LA JOLLA, CA (UC San Diego) – Information sharing and digital transactions are commonplace in a world permeated by social media, online bill paying and e-commerce. Yet, as the digital universe continues to expand at an exponential rate, the ability to keep up with cyber-crime has become increasingly challenging. According to Frederick Chang, UC San Diego Social Sciences alumnus and cybersecurity expert, the solution is to develop an interdisciplinary “science of cybersecurity” – a method to predict and quickly act upon network invasions – drawing upon the skills of social scientists and technologists alike.
“Technology by itself cannot solve the problem because we are dealing with a human adversary and a human victim behind a computer” said Chang. “We must approach the issue from an interdisciplinary perspective – one that includes specialists from computer science, cognitive science, economics, mathematics, political science, business and more.”
Chang is director of the Darwin Deason Institute for Cyber Security, holder of the Bobby B. Lyle Endowed Centennial Distinguished Chair in Cyber Security and a professor in the Department of Computer Science and Engineering at Southern Methodist University (SMU) in Dallas, Texas. An expert in information assurance, his cybersecurity career has spanned leadership roles in the private sector, academia and the federal government, including director of research for the National Security Agency. He has been awarded the National Security Agency Director’s Distinguished Service Medal and was the 2014 Information Security Magazine “Security 7” award winner for Education.
A 1977 graduate of Muir College, Chang earned a bachelor’s degree in experimental psychology and maintained an interest in the cognitive and computer sciences during his undergraduate studies. “I got a heavy dose of critical thinking at UC San Diego,” he said. “I learned to ask questions about what I believe and why, what evidence I have and how to prove my ideas. The evidence-based analysis and computer science foundation have served me well in life.”
Evidence-based analysis plays an important role in the initiative to develop a science of cybersecurity, Chang said. He posits that there are no current agreed-upon laws and principles that define cybersecurity in a way that is repeatable and widely applicable in any situation. Rather than relying upon short-term solutions that are reactive in nature, he believes that a proactive and shared body of knowledge can help to predict attacks, implement tested solutions and discover where future improvements can be made.
“Instead of taking action after something bad happens, we need to develop rules and principles to help guide the design of more secure systems,” said Chang. “If we can’t get ahead of the problem, we’ll just be going from one incident to the next.”
In the context of escalating nationwide hacks and large-scale digital break-ins – from looting the credit card information of Home Depot and Target shoppers to invading the accounts of JP Morgan Chase – the need for cybersecurity is more relevant than ever. Chang reminds us that it is not only the wile of the hacker or cyberterrorist, but also the negligence of the user, who may not protect their devices appropriately or take too lightly the perils that exist in some areas of the web.
“There is more danger than there used to be, than most people think,” said Chang. “Hackers are more clever and sophisticated now, and most people are too trusting.
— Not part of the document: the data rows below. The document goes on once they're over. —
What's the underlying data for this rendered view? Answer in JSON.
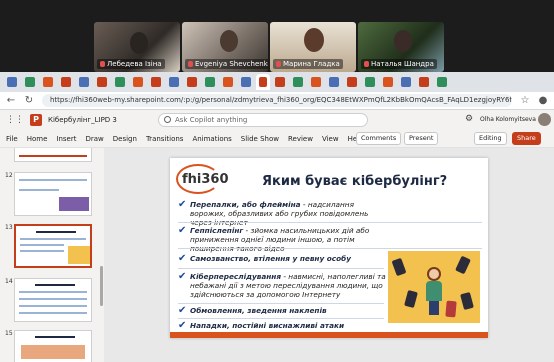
{
  "meeting": {
    "participants": [
      {
        "name": "Лебедева Ізіна"
      },
      {
        "name": "Evgeniya Shevchenko"
      },
      {
        "name": "Марина Гладка"
      },
      {
        "name": "Наталья Шандра"
      }
    ]
  },
  "browser": {
    "url": "https://fhi360web-my.sharepoint.com/:p:/g/personal/zdmytrieva_fhi360_org/EQC348EtWXPmQfL2KbBkOmQAcsB_FAqLD1ezgjoyRY6fdk?e..."
  },
  "app": {
    "doc_title": "Кібербулінг_LIPD 3",
    "search_placeholder": "Search",
    "search_label": "Ask Copilot anything",
    "user_name": "Olha Kolomyitseva"
  },
  "ribbon": {
    "tabs": [
      "File",
      "Home",
      "Insert",
      "Draw",
      "Design",
      "Transitions",
      "Animations",
      "Slide Show",
      "Review",
      "View",
      "Help"
    ],
    "comments_label": "Comments",
    "present_label": "Present",
    "editing_label": "Editing",
    "share_label": "Share"
  },
  "thumbnails": {
    "numbers": [
      "12",
      "13",
      "14",
      "15"
    ],
    "active": "13"
  },
  "slide": {
    "logo": "fhi360",
    "title": "Яким буває кібербулінг?",
    "bullets": [
      {
        "bold": "Перепалки, або флейміна",
        "rest": " - надсилання ворожих, образливих або грубих повідомлень через інтернет"
      },
      {
        "bold": "Геппіслепінг",
        "rest": " - зйомка насильницьких дій або приниження однієї людини іншою, а потім поширення такого відео"
      },
      {
        "bold": "Самозванство, втілення у певну особу",
        "rest": ""
      },
      {
        "bold": "Кіберпереслідування",
        "rest": " - навмисні, наполегливі та небажані дії з метою переслідування людини, що здійснюються за допомогою Інтернету"
      },
      {
        "bold": "Обмовлення, зведення наклепів",
        "rest": ""
      },
      {
        "bold": "Нападки, постійні виснажливі атаки",
        "rest": ""
      }
    ]
  },
  "colors": {
    "accent": "#c43e1c",
    "slide_accent": "#d9531e",
    "heading": "#1e2a44",
    "check": "#1a4b9c"
  }
}
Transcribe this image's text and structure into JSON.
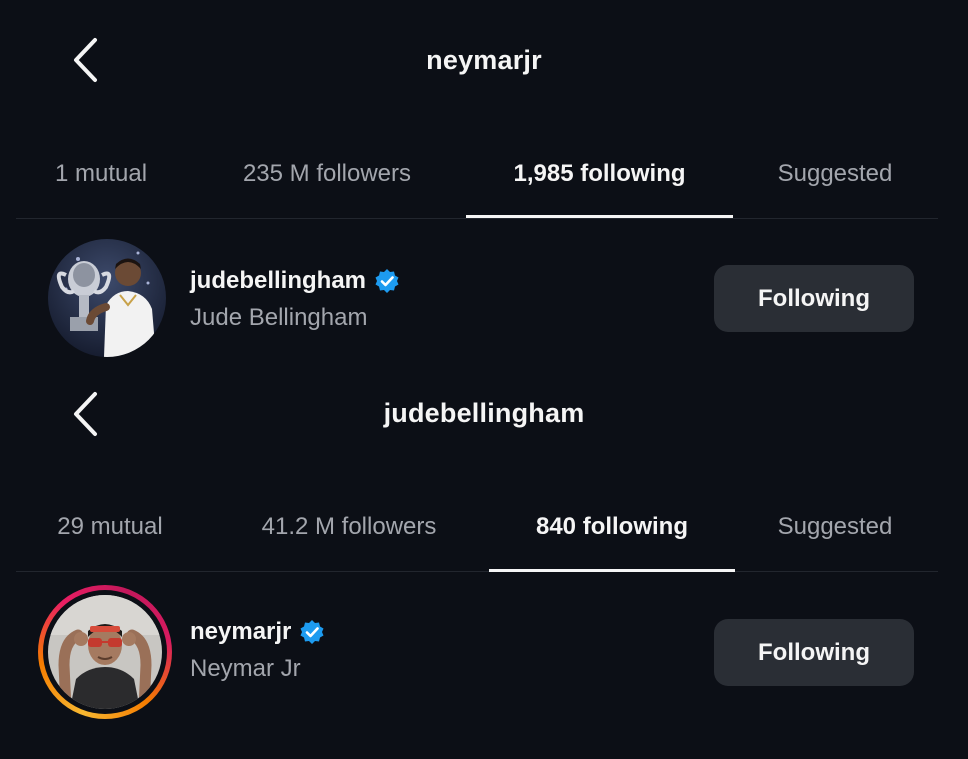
{
  "screens": [
    {
      "title": "neymarjr",
      "tabs": [
        "1 mutual",
        "235 M followers",
        "1,985 following",
        "Suggested"
      ],
      "active_tab": "1,985 following",
      "user": {
        "username": "judebellingham",
        "full_name": "Jude Bellingham",
        "verified": true,
        "follow_label": "Following"
      }
    },
    {
      "title": "judebellingham",
      "tabs": [
        "29 mutual",
        "41.2 M followers",
        "840 following",
        "Suggested"
      ],
      "active_tab": "840 following",
      "user": {
        "username": "neymarjr",
        "full_name": "Neymar Jr",
        "verified": true,
        "has_story_ring": true,
        "follow_label": "Following"
      }
    }
  ],
  "icons": {
    "back": "chevron-left-icon",
    "verified": "verified-badge-icon"
  },
  "colors": {
    "background": "#0c0f16",
    "verified_blue": "#1d9bf0",
    "button_bg": "#2a2e35",
    "secondary_text": "#a3a6ad"
  }
}
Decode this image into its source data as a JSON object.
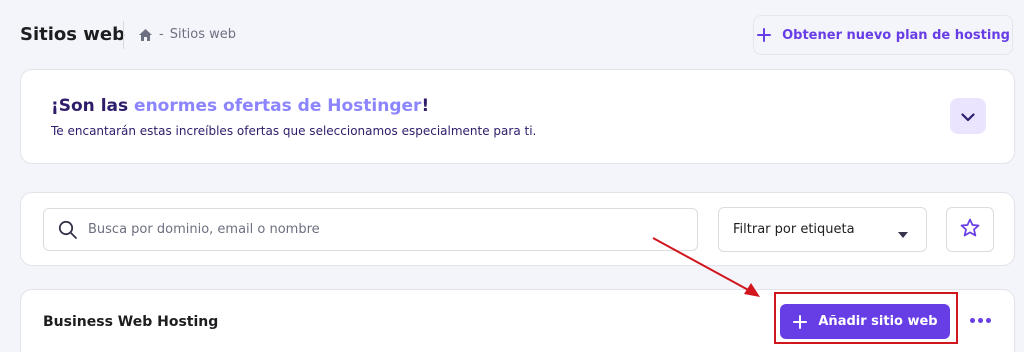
{
  "header": {
    "title": "Sitios web",
    "breadcrumb": {
      "home_icon": "home-icon",
      "separator": "-",
      "current": "Sitios web"
    },
    "new_plan_button": {
      "icon": "plus-icon",
      "label": "Obtener nuevo plan de hosting"
    }
  },
  "promo": {
    "title_prefix": "¡Son las ",
    "title_accent": "enormes ofertas de Hostinger",
    "title_suffix": "!",
    "subtitle": "Te encantarán estas increíbles ofertas que seleccionamos especialmente para ti.",
    "toggle_icon": "chevron-down-icon"
  },
  "search": {
    "icon": "search-icon",
    "placeholder": "Busca por dominio, email o nombre",
    "filter": {
      "selected": "Filtrar por etiqueta",
      "icon": "caret-down-icon"
    },
    "favorites_icon": "star-icon"
  },
  "hosting": {
    "title": "Business Web Hosting",
    "add_site_button": {
      "icon": "plus-icon",
      "label": "Añadir sitio web"
    },
    "more_icon": "more-horizontal-icon"
  },
  "colors": {
    "brand": "#673de6",
    "accent_text": "#8c85ff",
    "annotation_red": "#d2161e",
    "background": "#f4f5fb"
  }
}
The social sciences can help us understand why people continually put their trust in the cyber world and develop better techniques to raise awareness and better assess risk.”
The issue has been elevated to national prominence. President Barack Obama discussed in his 2015 State of the Union Address the importance of preventing hackers from shutting down networks, getting a hold of intellectual property and protecting the privacy of American families, especially children.
“Cybersecurity is on everyone’s mind; businesses of all kinds have been compromised,” said Chang, who has served as a member of the Commission on Cybersecurity for the 44th Presidency and has recently served as an expert witness before U.S. House of Representative committees on the topic of cybersecurity. “There are too many hackers and not enough cybersecurity specialists to stem the tide.”
A major obstacle in progressing towards a safer digital age is the shortage of qualified professionals capable of taking on cyber attackers. According to some estimates, Chang offers that there is a need for more than 200,000 cybersecurity experts in the U.S. and an estimated one million worldwide – and that the skills gap is growing. And although the “center of gravity” is technical skills, he says you need more to be successful: namely, critical thinking skills, initiative and leadership ability.
Chang strives to relay the value of contributing to national security to the next generation of young students. “Studying cybersecurity can help students focus on contributing and being part of something larger than themselves. It is a great profession to enter today,” he said. “In addition to university students, I would like to reach out to the K-12 community as well to increase the number of students interested in the field at a young age; I believe all students should be exposed to the possibilities.”
Original article by Erika Johnson, UCSD